Record extracts:
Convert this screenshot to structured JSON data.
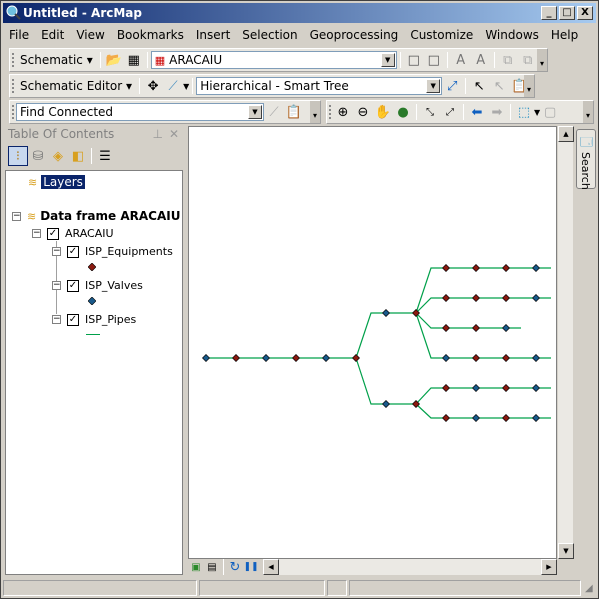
{
  "window": {
    "title": "Untitled - ArcMap",
    "buttons": [
      "_",
      "□",
      "X"
    ]
  },
  "menubar": [
    "File",
    "Edit",
    "View",
    "Bookmarks",
    "Insert",
    "Selection",
    "Geoprocessing",
    "Customize",
    "Windows",
    "Help"
  ],
  "schematic_toolbar": {
    "label": "Schematic",
    "dataset": "ARACAIU"
  },
  "editor_toolbar": {
    "label": "Schematic Editor",
    "layout": "Hierarchical - Smart Tree"
  },
  "trace_toolbar": {
    "task": "Find Connected"
  },
  "toc": {
    "title": "Table Of Contents",
    "layers_label": "Layers",
    "data_frame": "Data frame ARACAIU",
    "group": "ARACAIU",
    "layers": [
      {
        "name": "ISP_Equipments",
        "symbol": "point",
        "color": "#8b1a10"
      },
      {
        "name": "ISP_Valves",
        "symbol": "point",
        "color": "#1a5a8b"
      },
      {
        "name": "ISP_Pipes",
        "symbol": "line",
        "color": "#00a04a"
      }
    ]
  },
  "side_tab": {
    "label": "Search"
  },
  "diagram": {
    "colors": {
      "equipment": "#8b1a10",
      "valve": "#1a5a8b",
      "pipe": "#00a04a"
    },
    "trunk": [
      "V",
      "E",
      "V",
      "E",
      "V",
      "E"
    ],
    "branches": [
      {
        "mid": "V",
        "hub": "E",
        "rows": [
          [
            "E",
            "E",
            "E",
            "V"
          ],
          [
            "E",
            "E",
            "E",
            "V"
          ],
          [
            "E",
            "E",
            "V"
          ],
          [
            "V",
            "E",
            "E",
            "V"
          ]
        ]
      },
      {
        "mid": "V",
        "hub": "E",
        "rows": [
          [
            "E",
            "V",
            "E",
            "V"
          ],
          [
            "E",
            "V",
            "E",
            "V"
          ]
        ]
      }
    ]
  }
}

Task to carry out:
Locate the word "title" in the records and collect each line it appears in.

Task output:
    "title": "Untitled - ArcMap",
    "title": "Table Of Contents",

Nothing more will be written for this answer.